The Spy Next Door.
When I was about 12, I sneaked a book out of my parent’s bedroom. It was Ian Fleming’s James Bond thriller, The Man with the Golden Gun. I read the book late at night and successfully returned it without detection. There has been no turning back for me – I’ve been fascinated with spies, real and fictional, ever since.
My trip to the International Spy Museum in Washington D.C. was a super-treat. The museum surpassed my expectations. History buffs will enjoy the focus on spy-craft through the centuries, from the Trojan Wars, Washington’s spies during the American Revolution, how spies shaped the Civil War, and more. I learned so much.
Well-placed videos help set the stage and creative design guarantees visitor engagement. Fascinating artifacts from both World Wars and the Cold War are on display, as well as personal stories of spies known and not. Double agents, traitors, the pickaxe that killed Trotsky, cleverly hidden cameras, listening devices of every description, poison-tipped pens, cyber-spying, invisible ink, and code-breaking. It’s all here. And, interactive modules play off the ID cards on lanyards distributed as your ticket allows you to experience real-life scenarios. Even the attack on Bin Laden.
I will return.
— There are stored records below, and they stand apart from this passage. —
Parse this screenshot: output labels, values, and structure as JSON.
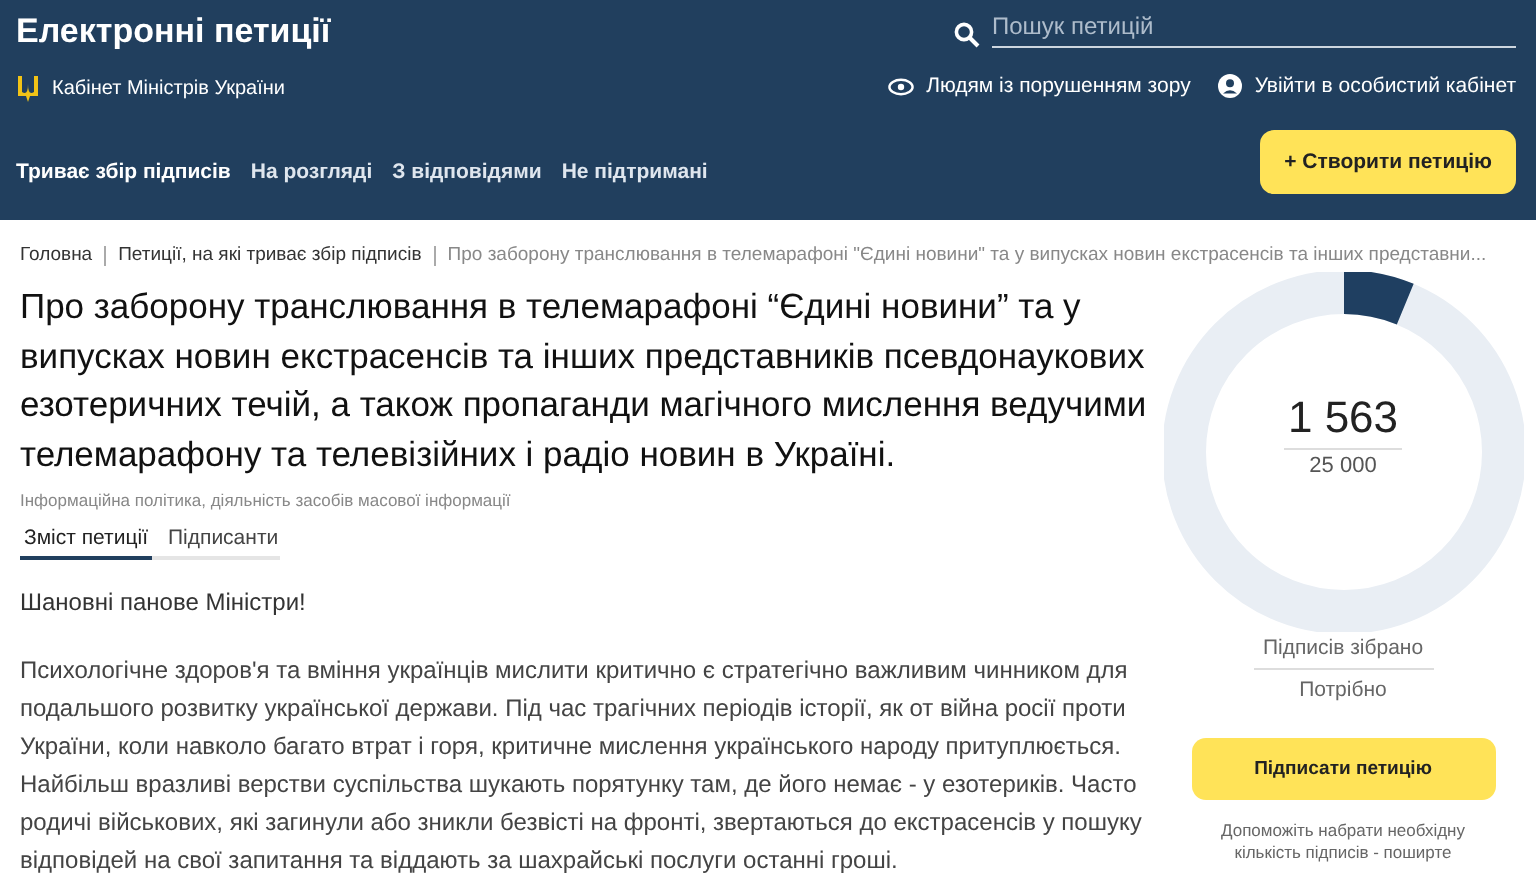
{
  "header": {
    "title": "Електронні петиції",
    "subtitle": "Кабінет Міністрів України",
    "search": {
      "placeholder": "Пошук петицій"
    },
    "accessibility_link": "Людям із порушенням зору",
    "login_link": "Увійти в особистий кабінет",
    "nav": [
      {
        "label": "Триває збір підписів",
        "selected": true
      },
      {
        "label": "На розгляді",
        "selected": false
      },
      {
        "label": "З відповідями",
        "selected": false
      },
      {
        "label": "Не підтримані",
        "selected": false
      }
    ],
    "create_button": "+ Створити петицію"
  },
  "breadcrumb": [
    "Головна",
    "Петиції, на які триває збір підписів",
    "Про заборону транслювання в телемарафоні \"Єдині новини\" та у випусках новин екстрасенсів та інших представни..."
  ],
  "petition": {
    "title": "Про заборону транслювання в телемарафоні “Єдині новини” та у випусках новин екстрасенсів та інших представників псевдонаукових езотеричних течій, а також пропаганди магічного мислення ведучими телемарафону та телевізійних і радіо новин в Україні.",
    "category": "Інформаційна політика, діяльність засобів масової інформації",
    "tabs": [
      {
        "label": "Зміст петиції",
        "selected": true
      },
      {
        "label": "Підписанти",
        "selected": false
      }
    ],
    "greeting": "Шановні панове Міністри!",
    "body": "Психологічне здоров'я та вміння українців мислити критично є стратегічно важливим чинником для подальшого розвитку української держави. Під час трагічних періодів історії, як от війна росії проти України, коли навколо багато втрат і горя, критичне мислення українського народу притуплюється. Найбільш вразливі верстви суспільства шукають порятунку там, де його немає - у езотериків. Часто родичі військових, які загинули або зникли безвісті на фронті, звертаються до екстрасенсів у пошуку відповідей на свої запитання та віддають за шахрайські послуги останні гроші."
  },
  "signatures": {
    "count": "1 563",
    "goal": "25 000",
    "collected_label": "Підписів зібрано",
    "needed_label": "Потрібно",
    "sign_button": "Підписати петицію",
    "help_text": "Допоможіть набрати необхідну кількість підписів - поширте"
  }
}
Advance info I read said to allow 2 – 2.5 hours, but I felt we could have spent all day. A senior discount is available. Although fabulous for school-age children, those with babies need to know they are not allowed to use strollers but must carry the baby or use one of the back-packs provided at the museum. Spymuseum.org